Informed Consent is the process of voluntary agreement by a fully informed competent person to participate in research. Potential participants must be given sufficient information to allow them to decide whether or not they want to take part in a research study.
Writing a form for informed consent
Where research involves personal contact with the researcher such as face to face interviews, focus groups, direct observation, physiological measurements or other methods of data collection involving personal contact, participants should be given a participant information sheet (or leaflet) and would normally be asked to sign a consent form. In most cases, consent should be actively provided by the participant, but there are instances when implied consent can be used, e.g. an online survey that doesn’t collect any personal or sensitive data and is low risk.
A consent form should be a short document (normally one page but may need to be longer depending on the complexity of the study) containing explicit statements of what taking part in the research project involves and what will become of the data collected.
The consent form should have tick boxes to allow the participant to consent to each of the statements and, when appropriate, allow the participant not to take part in certain aspects of the study by either agreeing or disagreeing to a statement, e.g. not consenting to their data being used in future research. Both the participant and the researcher obtaining consent should sign the form. Two forms should be signed so that the participant can be provided with a signed copy to keep for their records.

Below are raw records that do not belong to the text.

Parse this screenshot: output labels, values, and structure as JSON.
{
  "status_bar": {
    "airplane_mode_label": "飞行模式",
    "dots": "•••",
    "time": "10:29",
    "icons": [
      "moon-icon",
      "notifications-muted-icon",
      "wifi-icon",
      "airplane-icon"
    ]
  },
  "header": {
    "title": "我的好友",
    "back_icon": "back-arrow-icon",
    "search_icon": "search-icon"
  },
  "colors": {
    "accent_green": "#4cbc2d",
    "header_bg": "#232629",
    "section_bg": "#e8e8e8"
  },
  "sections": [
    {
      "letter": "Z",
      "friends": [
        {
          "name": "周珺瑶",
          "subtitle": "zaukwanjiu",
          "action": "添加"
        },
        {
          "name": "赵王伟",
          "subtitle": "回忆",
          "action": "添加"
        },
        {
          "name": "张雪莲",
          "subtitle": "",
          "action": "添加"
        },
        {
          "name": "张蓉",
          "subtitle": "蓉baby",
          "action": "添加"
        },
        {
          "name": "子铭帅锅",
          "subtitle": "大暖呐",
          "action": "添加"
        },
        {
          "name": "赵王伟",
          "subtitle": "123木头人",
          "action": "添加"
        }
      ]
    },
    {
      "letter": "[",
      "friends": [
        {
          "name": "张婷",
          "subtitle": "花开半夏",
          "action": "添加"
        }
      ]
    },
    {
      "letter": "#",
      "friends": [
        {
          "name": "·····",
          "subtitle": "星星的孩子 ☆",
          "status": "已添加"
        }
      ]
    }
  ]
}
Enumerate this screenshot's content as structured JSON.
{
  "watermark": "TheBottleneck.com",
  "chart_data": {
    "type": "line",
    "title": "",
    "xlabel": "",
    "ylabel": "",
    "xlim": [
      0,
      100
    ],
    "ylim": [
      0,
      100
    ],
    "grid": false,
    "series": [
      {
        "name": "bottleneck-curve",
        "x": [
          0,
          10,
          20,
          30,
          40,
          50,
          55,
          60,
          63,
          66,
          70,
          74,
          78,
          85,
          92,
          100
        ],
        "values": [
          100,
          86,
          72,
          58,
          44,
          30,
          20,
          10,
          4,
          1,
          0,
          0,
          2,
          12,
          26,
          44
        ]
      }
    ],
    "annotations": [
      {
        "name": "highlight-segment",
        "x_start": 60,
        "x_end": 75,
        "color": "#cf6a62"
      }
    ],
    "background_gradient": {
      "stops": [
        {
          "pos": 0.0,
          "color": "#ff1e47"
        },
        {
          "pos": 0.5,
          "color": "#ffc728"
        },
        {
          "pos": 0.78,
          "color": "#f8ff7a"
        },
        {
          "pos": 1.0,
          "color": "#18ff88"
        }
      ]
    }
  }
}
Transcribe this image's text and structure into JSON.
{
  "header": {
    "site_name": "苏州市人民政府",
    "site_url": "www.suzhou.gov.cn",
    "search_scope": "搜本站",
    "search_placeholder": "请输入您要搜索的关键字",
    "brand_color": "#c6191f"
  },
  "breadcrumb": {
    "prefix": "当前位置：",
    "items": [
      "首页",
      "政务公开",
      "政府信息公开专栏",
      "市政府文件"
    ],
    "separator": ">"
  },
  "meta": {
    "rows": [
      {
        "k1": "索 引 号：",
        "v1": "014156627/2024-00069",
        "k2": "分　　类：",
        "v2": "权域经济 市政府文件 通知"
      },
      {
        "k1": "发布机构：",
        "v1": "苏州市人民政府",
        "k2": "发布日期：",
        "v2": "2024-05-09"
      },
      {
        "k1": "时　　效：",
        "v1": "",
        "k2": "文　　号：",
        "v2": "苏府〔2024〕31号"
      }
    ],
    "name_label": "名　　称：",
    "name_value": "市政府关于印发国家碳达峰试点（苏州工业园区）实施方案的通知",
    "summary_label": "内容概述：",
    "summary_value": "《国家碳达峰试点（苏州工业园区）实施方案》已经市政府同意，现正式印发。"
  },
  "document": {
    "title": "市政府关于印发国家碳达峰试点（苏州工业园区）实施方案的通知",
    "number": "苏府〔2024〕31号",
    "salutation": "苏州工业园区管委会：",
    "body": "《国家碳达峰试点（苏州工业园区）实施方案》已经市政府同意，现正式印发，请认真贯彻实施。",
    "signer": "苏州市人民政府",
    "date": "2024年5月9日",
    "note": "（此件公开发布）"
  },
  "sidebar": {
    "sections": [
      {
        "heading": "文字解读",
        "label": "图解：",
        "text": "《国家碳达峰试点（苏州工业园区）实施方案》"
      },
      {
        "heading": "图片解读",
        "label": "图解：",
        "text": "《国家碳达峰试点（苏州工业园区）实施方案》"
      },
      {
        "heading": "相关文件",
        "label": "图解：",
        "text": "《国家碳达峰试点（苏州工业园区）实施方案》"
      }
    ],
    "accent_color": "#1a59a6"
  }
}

Clear evidence must be obtained that the participant has given informed consent to take part in the study. This will normally be in the form of a signed consent form although other evidence may be acceptable (for example by audio recording consent). It is recognised that there are some rare instances when it will not be possible or appropriate to ask for written consent (e.g. where there are cultural or political concerns with signing contract-like documents).
Opt-in consent is City’s preferred approach, as Opt-out does not reflect a conscious decision by those invited to accept or decline an invitation to participate in research. Requests for opt-out consent will only be considered in exceptional cases and a full explanation should be provided.
Please bear in mind that the template does not cover all eventualities but suggests some potential scenarios.
The consent form should include the following statements:
- I confirm that I have had the project explained to me, and have read the participant information sheet, which I may keep for my records. I have been given the opportunity to ask questions and have had them answered to my satisfaction.
- If applicable, a statement asking the participant to consent to audio and or video recording.
- I understand taking part in the study will involve… (e.g. being interviewed, taking part in a focus group, having physiological measures taken)
- I understand that my participation is voluntary, that I can choose not to participate in part or all of the project, and that I can withdraw at any stage of the project without being penalized or disadvantaged in any way.
- I agree to take part in this study.
- A statement that asks the participant to agree to City, University of London recording and processing this information about them and that they understand that the information collected in the study will be used only for the purpose(s) set out in the consent form.
- A statement that asks the participant to confirm that they understand how their data will be handled (e.g. stored, destroyed, sharing, what it will be used for).
In addition to the above it would be expected that explicit consent for the following is obtained where applicable:
- Reuse of data and an explanation what the data will be used for, as well as reassurance that the data will only be reused in studies which have been given ethics approval.
- The use of direct quotes.
- Sharing data outside the research team (e.g. with collaborators).
- If using anonymous online/paper surveys, a statement that asks the participant to confirm that they understand that their data cannot be withdrawn and/or when it is no longer possible to withdraw their data, e.g. once the data has been anonymised.
- A statement that asks the participant to confirm that they understand that their anonymous data will be made open access, e.g. to underpin journal publication or to meet funding requirements.
Writing a participant information sheet
The Guidance for producing a participant information sheet has some standard text which you cannot change but also some text which you can amend and this text is in italics. This guidance helps you complete the sheet by offering further explanation of parts of the information sheet and things to ensure you have included.
The participant information sheet should be designed so that potential participants of your research project can give informed consent to participate in the project.
A participant information sheet should:
- provide sufficient and appropriate information on which they can base an informed decision, including the risks and benefits
- be written in language that potential participants could reasonably be expected to understand
- be free from coercive language and promises that cannot be kept or unjustified claims of benefits
- be provided for each data collection tool separately so if the research involves both interviews and focus groups, there must be a PIS for each activity
- be provided for each group of participants so for example students one information sheet and staff a different one
The advantage of a written Information Sheet is that you and your participants have a record of all the relevant information about the study. In most cases this is supplementary to, rather than replacing, a discussion between the researcher and the potential participant.
For some participants such as very young children, a written information sheet is not appropriate (although for children, their guardian should receive written information about the study). For other participants the information may be presented in a letter or email rather than as an 'Information Sheet'.